Leigh Stein’s “The Empty Religions of Instagram,” appearing in The New York Times, identifies a multi-layered problem. This past year we’ve experienced isolation due to the pandemic, we’re addicted to our phones, and we long for connection, meaning, and transcendence. It turns out we are human after all.
But many millennials and Gen-Zers are not affiliated with a religious tradition. Emerging generations either did not receive formation in a religious tradition or have disaffiliated with the tradition of their youth for various reasons. Ms. Stein is one of those millennials. She substituted political activism for a stretch. Social media has been an outlet.
But both have come up short. Ms. Stein writes:
I have hardly prayed to God since I was a teenager, but the pandemic has cracked open inside me a profound yearning for reverence, humility and awe. I have an overdraft on my outrage account. I want moral authority from someone who isn’t shilling a memoir or calling out her enemies on social media for clout.
Left-wing secular millennials may follow politics devoutly. But the women we’ve chosen as our moral leaders aren’t challenging us to ask the fundamental questions that leaders of faith have been wrestling with for thousands of years: Why are we here? Why do we suffer? What should we believe in beyond the limits of our puny selfhood?
The whole economy of Instagram is based on our thinking about our selves, posting about our selves, working on our selves.
Her perspective turns following a conversation with a person of an older generation:
My mom is an influencer in the old-school sense — at 72, she still works full time as a psychotherapist, she’s a lay minister at her church, and she fills her free time with volunteer work. Her sermons are a combination of therapeutic tips, references to current events, and lessons from scripture about having compassion for the other even during times of intense polarization.
I told her that I find myself craving role models my age who are not only righteous crusaders, but also humble and merciful, and that I’m not finding them where I live (online). Referring to the influencers who have filled the void religious faith has left for people like me, she said, “They might inspire you to live your best life but not make the best use of your life.”
And her conclusion is an outright stunner:
There is a chasm between the vast scope of our needs and what influencers can provide. We’re looking for guidance in the wrong places. Instead of helping us to engage with our most important questions, our screens might be distracting us from them. Maybe we actually need to go to something like church?
Contrary to what you might have seen on Instagram, our purpose is not to optimize our one wild and precious life.
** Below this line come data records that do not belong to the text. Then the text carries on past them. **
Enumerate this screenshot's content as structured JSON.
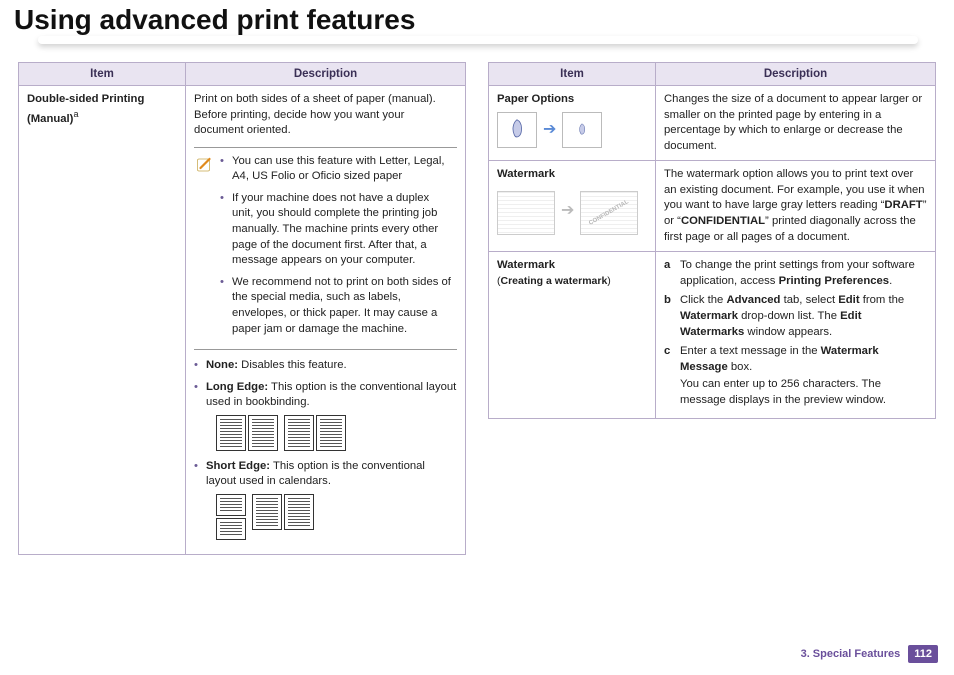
{
  "title": "Using advanced print features",
  "columns": {
    "header": {
      "item": "Item",
      "desc": "Description"
    }
  },
  "leftRow": {
    "item_main": "Double-sided Printing",
    "item_sub": "(Manual)",
    "item_sup": "a",
    "intro": "Print on both sides of a sheet of paper (manual). Before printing, decide how you want your document oriented.",
    "notes": [
      "You can use this feature with Letter, Legal, A4, US Folio or Oficio sized paper",
      "If your machine does not have a duplex unit, you should complete the printing job manually. The machine prints every other page of the document first. After that, a message appears on your computer.",
      "We recommend not to print on both sides of the special media, such as labels, envelopes, or thick paper. It may cause a paper jam or damage the machine."
    ],
    "options": {
      "none_label": "None:",
      "none_text": " Disables this feature.",
      "long_label": "Long Edge:",
      "long_text": " This option is the conventional layout used in bookbinding.",
      "short_label": "Short Edge:",
      "short_text": " This option is the conventional layout used in calendars."
    }
  },
  "rightRows": {
    "paper": {
      "item": "Paper Options",
      "desc": "Changes the size of a document to appear larger or smaller on the printed page by entering in a percentage by which to enlarge or decrease the document."
    },
    "wm": {
      "item": "Watermark",
      "desc_pre": "The watermark option allows you to print text over an existing document. For example, you use it when you want to have large gray letters reading “",
      "draft": "DRAFT",
      "mid": "” or “",
      "conf": "CONFIDENTIAL",
      "desc_post": "” printed diagonally across the first page or all pages of a document.",
      "thumb_text": "CONFIDENTIAL"
    },
    "create": {
      "item": "Watermark",
      "item_sub": "(Creating a watermark)",
      "a_pre": "To change the print settings from your software application, access ",
      "a_bold": "Printing Preferences",
      "a_post": ".",
      "b_pre": "Click the ",
      "b_adv": "Advanced",
      "b_mid1": " tab, select ",
      "b_edit": "Edit",
      "b_mid2": " from the ",
      "b_wm": "Watermark",
      "b_mid3": " drop-down list. The ",
      "b_ew": "Edit Watermarks",
      "b_post": " window appears.",
      "c_pre": "Enter a text message in the ",
      "c_box": "Watermark Message",
      "c_post": " box.",
      "c_extra": "You can enter up to 256 characters. The message displays in the preview window."
    }
  },
  "footer": {
    "chapter": "3.  Special Features",
    "page": "112"
  }
}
It’s time to search for meaning beyond the electric church that keeps us addicted to our phones and alienated from our closest kin.
But where will she, and others like her, ultimately land?